_WHAT YOU SHOULD DO:_ Work out how many lines of the listing hold the string "accent", then answer with that number and nothing else.

==== DATA FOR PROCESSING

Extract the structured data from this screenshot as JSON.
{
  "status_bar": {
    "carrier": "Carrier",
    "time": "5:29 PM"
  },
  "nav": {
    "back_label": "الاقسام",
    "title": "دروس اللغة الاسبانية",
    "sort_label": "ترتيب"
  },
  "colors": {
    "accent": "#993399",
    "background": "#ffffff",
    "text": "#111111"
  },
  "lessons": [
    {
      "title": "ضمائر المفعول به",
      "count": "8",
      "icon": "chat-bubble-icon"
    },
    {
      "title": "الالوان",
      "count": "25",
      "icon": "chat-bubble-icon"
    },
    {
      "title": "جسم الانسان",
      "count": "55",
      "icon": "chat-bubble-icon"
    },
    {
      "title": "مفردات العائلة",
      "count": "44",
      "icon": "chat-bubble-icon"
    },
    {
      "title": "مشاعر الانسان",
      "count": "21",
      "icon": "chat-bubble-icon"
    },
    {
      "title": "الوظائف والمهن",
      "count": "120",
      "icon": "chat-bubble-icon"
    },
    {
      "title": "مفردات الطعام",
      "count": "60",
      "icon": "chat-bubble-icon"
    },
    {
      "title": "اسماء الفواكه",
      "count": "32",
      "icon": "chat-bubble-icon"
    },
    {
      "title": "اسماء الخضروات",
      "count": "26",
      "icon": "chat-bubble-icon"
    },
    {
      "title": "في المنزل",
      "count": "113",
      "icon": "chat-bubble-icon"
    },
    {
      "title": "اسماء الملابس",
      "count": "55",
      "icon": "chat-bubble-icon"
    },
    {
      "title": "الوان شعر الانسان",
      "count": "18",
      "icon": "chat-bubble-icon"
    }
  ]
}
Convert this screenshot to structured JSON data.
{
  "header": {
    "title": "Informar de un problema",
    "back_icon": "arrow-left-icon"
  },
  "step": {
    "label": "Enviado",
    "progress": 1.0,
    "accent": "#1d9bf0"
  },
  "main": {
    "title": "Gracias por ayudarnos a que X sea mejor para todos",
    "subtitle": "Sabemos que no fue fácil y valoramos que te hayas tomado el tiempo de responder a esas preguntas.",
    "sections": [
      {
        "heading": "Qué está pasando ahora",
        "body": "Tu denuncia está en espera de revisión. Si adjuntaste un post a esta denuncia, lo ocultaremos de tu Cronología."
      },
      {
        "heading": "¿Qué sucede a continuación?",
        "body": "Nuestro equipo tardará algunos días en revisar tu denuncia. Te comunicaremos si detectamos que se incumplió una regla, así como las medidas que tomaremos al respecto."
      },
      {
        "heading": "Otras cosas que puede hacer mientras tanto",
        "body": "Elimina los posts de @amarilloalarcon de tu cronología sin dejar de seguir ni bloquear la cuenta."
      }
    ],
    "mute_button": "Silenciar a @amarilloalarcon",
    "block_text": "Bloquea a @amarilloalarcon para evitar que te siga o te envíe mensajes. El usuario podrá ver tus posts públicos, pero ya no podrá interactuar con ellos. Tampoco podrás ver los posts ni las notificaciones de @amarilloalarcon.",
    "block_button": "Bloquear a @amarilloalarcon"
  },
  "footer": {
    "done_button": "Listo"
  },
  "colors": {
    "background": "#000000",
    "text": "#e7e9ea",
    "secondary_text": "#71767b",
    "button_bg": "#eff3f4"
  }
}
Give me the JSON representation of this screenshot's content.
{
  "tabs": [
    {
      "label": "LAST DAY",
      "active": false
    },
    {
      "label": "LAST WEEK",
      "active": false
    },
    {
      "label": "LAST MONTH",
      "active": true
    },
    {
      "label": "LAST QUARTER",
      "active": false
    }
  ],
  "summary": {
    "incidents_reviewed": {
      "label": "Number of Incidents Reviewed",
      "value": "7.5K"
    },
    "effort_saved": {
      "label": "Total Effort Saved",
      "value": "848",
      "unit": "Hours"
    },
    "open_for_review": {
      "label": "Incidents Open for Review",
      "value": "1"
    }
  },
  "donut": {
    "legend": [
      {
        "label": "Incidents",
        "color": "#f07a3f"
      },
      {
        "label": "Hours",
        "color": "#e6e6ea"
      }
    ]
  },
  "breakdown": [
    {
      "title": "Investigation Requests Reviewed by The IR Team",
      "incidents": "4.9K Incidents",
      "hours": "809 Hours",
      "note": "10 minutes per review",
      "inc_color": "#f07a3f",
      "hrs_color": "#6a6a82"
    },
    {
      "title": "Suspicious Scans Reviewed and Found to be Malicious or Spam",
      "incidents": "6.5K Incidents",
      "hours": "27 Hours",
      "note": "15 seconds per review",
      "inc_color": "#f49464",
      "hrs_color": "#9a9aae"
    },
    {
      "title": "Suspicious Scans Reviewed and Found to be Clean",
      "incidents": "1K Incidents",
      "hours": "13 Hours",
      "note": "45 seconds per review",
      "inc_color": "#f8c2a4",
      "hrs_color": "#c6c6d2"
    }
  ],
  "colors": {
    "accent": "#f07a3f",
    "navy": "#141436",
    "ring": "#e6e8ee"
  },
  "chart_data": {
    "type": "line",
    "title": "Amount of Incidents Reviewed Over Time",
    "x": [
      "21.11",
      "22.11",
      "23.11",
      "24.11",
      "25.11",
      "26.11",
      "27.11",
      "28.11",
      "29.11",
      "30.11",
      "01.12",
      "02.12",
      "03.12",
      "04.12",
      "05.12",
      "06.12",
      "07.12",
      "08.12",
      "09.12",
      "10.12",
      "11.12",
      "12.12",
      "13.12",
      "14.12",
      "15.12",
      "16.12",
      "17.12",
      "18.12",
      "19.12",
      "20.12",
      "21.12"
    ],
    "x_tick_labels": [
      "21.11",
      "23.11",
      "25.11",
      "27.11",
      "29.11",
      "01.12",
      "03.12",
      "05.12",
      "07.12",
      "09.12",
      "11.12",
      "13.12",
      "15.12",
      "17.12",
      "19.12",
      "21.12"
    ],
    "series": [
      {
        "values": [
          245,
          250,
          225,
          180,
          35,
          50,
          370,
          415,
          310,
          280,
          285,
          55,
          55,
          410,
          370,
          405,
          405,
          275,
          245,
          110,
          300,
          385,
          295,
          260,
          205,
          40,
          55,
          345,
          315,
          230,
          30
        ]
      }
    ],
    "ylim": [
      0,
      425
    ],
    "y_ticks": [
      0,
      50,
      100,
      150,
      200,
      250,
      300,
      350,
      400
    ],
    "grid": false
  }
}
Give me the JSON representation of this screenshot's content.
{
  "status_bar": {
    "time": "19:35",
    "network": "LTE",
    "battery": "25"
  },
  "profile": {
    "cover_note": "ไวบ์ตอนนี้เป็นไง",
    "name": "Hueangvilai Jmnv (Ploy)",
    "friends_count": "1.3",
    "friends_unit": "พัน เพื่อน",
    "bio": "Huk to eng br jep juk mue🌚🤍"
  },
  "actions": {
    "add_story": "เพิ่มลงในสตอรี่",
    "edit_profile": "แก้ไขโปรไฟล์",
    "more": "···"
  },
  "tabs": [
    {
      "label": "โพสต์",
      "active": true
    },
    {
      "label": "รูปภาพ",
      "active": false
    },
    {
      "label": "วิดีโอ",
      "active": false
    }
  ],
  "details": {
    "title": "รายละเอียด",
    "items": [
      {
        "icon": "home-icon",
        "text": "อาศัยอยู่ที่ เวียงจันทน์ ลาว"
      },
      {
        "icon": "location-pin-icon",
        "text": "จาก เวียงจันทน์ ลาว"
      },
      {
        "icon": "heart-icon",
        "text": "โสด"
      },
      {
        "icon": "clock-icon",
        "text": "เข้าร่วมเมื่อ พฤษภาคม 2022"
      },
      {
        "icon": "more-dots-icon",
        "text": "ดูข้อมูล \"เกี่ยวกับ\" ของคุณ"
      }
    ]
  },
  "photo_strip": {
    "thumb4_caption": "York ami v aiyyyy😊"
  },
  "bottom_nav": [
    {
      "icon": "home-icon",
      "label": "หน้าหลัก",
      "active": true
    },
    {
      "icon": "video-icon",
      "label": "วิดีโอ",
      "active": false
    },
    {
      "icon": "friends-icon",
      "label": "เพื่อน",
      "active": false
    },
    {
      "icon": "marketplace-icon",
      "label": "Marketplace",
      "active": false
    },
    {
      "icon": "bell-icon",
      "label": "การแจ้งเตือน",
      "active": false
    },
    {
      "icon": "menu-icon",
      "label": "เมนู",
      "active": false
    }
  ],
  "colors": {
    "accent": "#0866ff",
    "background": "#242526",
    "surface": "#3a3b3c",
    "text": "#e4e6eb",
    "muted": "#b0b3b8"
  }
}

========

_EXERCISE RESULT:_ 4